of our attention And of course, this can go a long way as well So one direction in which this can go is actually, again, coming from an engineer on my team who came to me one day and say, hey, my heart is really with accessibility And I’d like to take Call Screen and extend it so that people who are deaf could have a full phone conversation, by adding additional technologies And here, in order to do that, you need to be synchronous You need to be able to type in real-time But then we could use all those features that we mentioned earlier– Smart Compose, Smart Reply And indeed, this is still in research stage But this is an example [VIDEO PLAYBACK] [PHONE CHIMING] – Hi, this is Nicole’s assistive chat She’ll see what you say And her responses will be read back to you– starting now – Hi, Nicole, it’s Jamie How are you? – Hey, Jamie I’m good And you? – Great– are we still on for your 1:00 PM haircut tomorrow? – Sorry– can you do 3:00 PM? – Uh– yes I can do 3:00 PM We have a lot to catch up on I want to hear all about your trip – Perfect– thumbs up – Great, see you tomorrow Bye [END PLAYBACK] So think about everything that comes together in order to facilitate this– speech recognition, text-to-speech, guessing how to type, helping it out But think about the ramifications of that It means that, essentially, a person could have a regular phone conversation on the one hand The other person doesn’t need to talk or hear, perhaps, because they cannot talk or hear Perhaps, it’s not convenient to them Perhaps, it’s a new generation that doesn’t like to talk on the phone They are just used to chatting This is cross-modality Perhaps, you’re in a meeting or on a flight and you’d like to take a phone call over some other ways And think about– if we would integrate, in the future– say– translation– the opportunity to actually have a conversation with somebody in different language, totally seamless, totally ambient, in a way that, actually, we don’t pay attention– just reducing barriers It just lets people to communicate in a better way So these are pretty exciting opportunities, I think I think these are examples where we’re solving a problem, sometimes, for one person or because we’re excited about it And then it turns out to solve a bigger problem But in many of these examples– to reflect from them– many of them were actually situations that we not necessarily anticipated They came out from a single passion or from exploration Or in the case of flood forecasting, we didn’t know that it’s solvable Actually, even when starting Call Screen and Live Relay, it wasn’t clear that we can actually put the technologies altogether to get to the right level Until we start, we don’t even know that we do that And I was reminded of that, actually, in a recent vacation in Spain when having a morning run and, at some point, deciding spontaneously to take a detour and found these amazing bays and landscapes that otherwise I would miss So I think that research and technology have this nature that, quite often, we need to have this exploration and we need to try And that’s some of the magic that’s happening on those Now, reflecting on where we are with conversational AI– I think we’re in very exciting times Think about all the technologies and everything that could happen if we have all these technologies get to a much, even better accuracy, in a way that we don’t even pay attention to them Think about the barriers that can be reduced, the fact that every person can ask a question, can get stuff done in a seamless way, in an ambient way The magic is that, when the technology just works, it becomes totally ambient That’s what I’d like to think about as ambient intelligence And another reflection is, if we think back, today, we’re having all these technologies and all these products that a few years ago were just aspirational We didn’t even know if we can actually solve them We didn’t know that actually today we could have these conversations and hear back and have all this stuff just working for us Which interestingly, if you think about the future, what is it going to entail?

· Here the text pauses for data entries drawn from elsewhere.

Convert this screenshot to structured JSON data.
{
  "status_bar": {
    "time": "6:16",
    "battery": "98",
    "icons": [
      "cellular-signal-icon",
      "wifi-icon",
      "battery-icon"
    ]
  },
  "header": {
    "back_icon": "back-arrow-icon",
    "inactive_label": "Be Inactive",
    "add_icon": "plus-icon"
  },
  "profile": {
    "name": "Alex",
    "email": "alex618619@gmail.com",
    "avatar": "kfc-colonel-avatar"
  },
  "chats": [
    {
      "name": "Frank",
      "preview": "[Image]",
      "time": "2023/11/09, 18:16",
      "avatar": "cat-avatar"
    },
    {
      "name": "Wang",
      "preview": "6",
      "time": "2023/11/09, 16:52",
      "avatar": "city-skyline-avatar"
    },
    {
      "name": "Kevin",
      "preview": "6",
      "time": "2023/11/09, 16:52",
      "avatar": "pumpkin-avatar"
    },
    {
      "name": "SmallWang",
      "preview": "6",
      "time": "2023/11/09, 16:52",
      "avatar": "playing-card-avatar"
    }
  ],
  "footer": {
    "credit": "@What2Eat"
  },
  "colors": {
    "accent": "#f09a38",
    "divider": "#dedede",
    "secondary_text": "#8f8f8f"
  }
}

So it’s very difficult to predict But I think that one can expect that, even though I don’t think we’re going to see anytime soon a “Beam me up, Scotty” kind of technology, for many other technologies, if you

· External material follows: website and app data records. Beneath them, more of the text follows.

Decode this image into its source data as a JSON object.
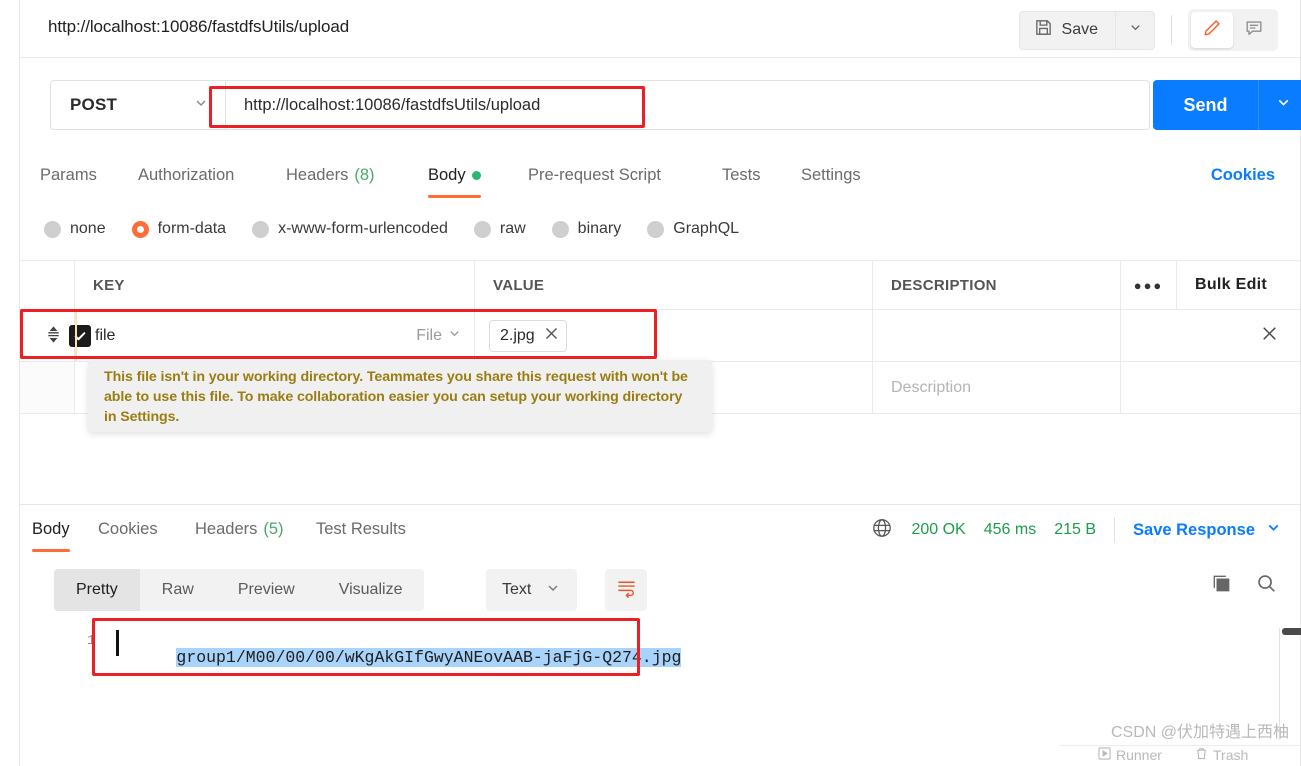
{
  "header": {
    "request_title": "http://localhost:10086/fastdfsUtils/upload",
    "save_label": "Save",
    "save_icon": "floppy-disk-icon",
    "save_caret_icon": "chevron-down-icon",
    "edit_icon": "pencil-icon",
    "comment_icon": "comment-icon",
    "accent_orange": "#ff6c37"
  },
  "url_bar": {
    "method": "POST",
    "method_caret_icon": "chevron-down-icon",
    "url": "http://localhost:10086/fastdfsUtils/upload",
    "send_label": "Send",
    "send_caret_icon": "chevron-down-icon",
    "send_color": "#0a7cff"
  },
  "request_tabs": {
    "items": [
      {
        "label": "Params",
        "active": false
      },
      {
        "label": "Authorization",
        "active": false
      },
      {
        "label": "Headers",
        "count": "(8)",
        "active": false
      },
      {
        "label": "Body",
        "active": true,
        "dot": true
      },
      {
        "label": "Pre-request Script",
        "active": false
      },
      {
        "label": "Tests",
        "active": false
      },
      {
        "label": "Settings",
        "active": false
      }
    ],
    "cookies_label": "Cookies"
  },
  "body_types": [
    {
      "label": "none",
      "selected": false
    },
    {
      "label": "form-data",
      "selected": true
    },
    {
      "label": "x-www-form-urlencoded",
      "selected": false
    },
    {
      "label": "raw",
      "selected": false
    },
    {
      "label": "binary",
      "selected": false
    },
    {
      "label": "GraphQL",
      "selected": false
    }
  ],
  "kv_table": {
    "headers": {
      "key": "KEY",
      "value": "VALUE",
      "description": "DESCRIPTION",
      "more_icon": "ellipsis-icon",
      "bulk_edit": "Bulk Edit"
    },
    "rows": [
      {
        "checked": true,
        "key": "file",
        "type": "File",
        "type_caret_icon": "chevron-down-icon",
        "file_chip": "2.jpg",
        "chip_remove_icon": "close-icon",
        "row_remove_icon": "close-icon"
      },
      {
        "checked": false,
        "key": "",
        "value": "",
        "description_placeholder": "Description"
      }
    ]
  },
  "warning_tooltip": {
    "text": "This file isn't in your working directory. Teammates you share this request with won't be able to use this file. To make collaboration easier you can setup your working directory in Settings.",
    "color": "#9a7d12"
  },
  "response_tabs": {
    "items": [
      {
        "label": "Body",
        "active": true
      },
      {
        "label": "Cookies",
        "active": false
      },
      {
        "label": "Headers",
        "count": "(5)",
        "active": false
      },
      {
        "label": "Test Results",
        "active": false
      }
    ],
    "globe_icon": "globe-icon",
    "status": "200 OK",
    "time": "456 ms",
    "size": "215 B",
    "save_response_label": "Save Response",
    "save_response_caret_icon": "chevron-down-icon",
    "status_color": "#1a9e4b"
  },
  "format_bar": {
    "segments": [
      {
        "label": "Pretty",
        "active": true
      },
      {
        "label": "Raw",
        "active": false
      },
      {
        "label": "Preview",
        "active": false
      },
      {
        "label": "Visualize",
        "active": false
      }
    ],
    "format": "Text",
    "format_caret_icon": "chevron-down-icon",
    "wrap_icon": "wrap-lines-icon",
    "copy_icon": "copy-icon",
    "search_icon": "search-icon"
  },
  "response_body": {
    "line_number": "1",
    "content": "group1/M00/00/00/wKgAkGIfGwyANEovAAB-jaFjG-Q274.jpg",
    "selected": true
  },
  "watermark": {
    "text": "CSDN @伏加特遇上西柚",
    "footer_runner": "Runner",
    "footer_trash": "Trash"
  }
}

can dream them, you can probably build them Thank you very much [MUSIC PLAYING]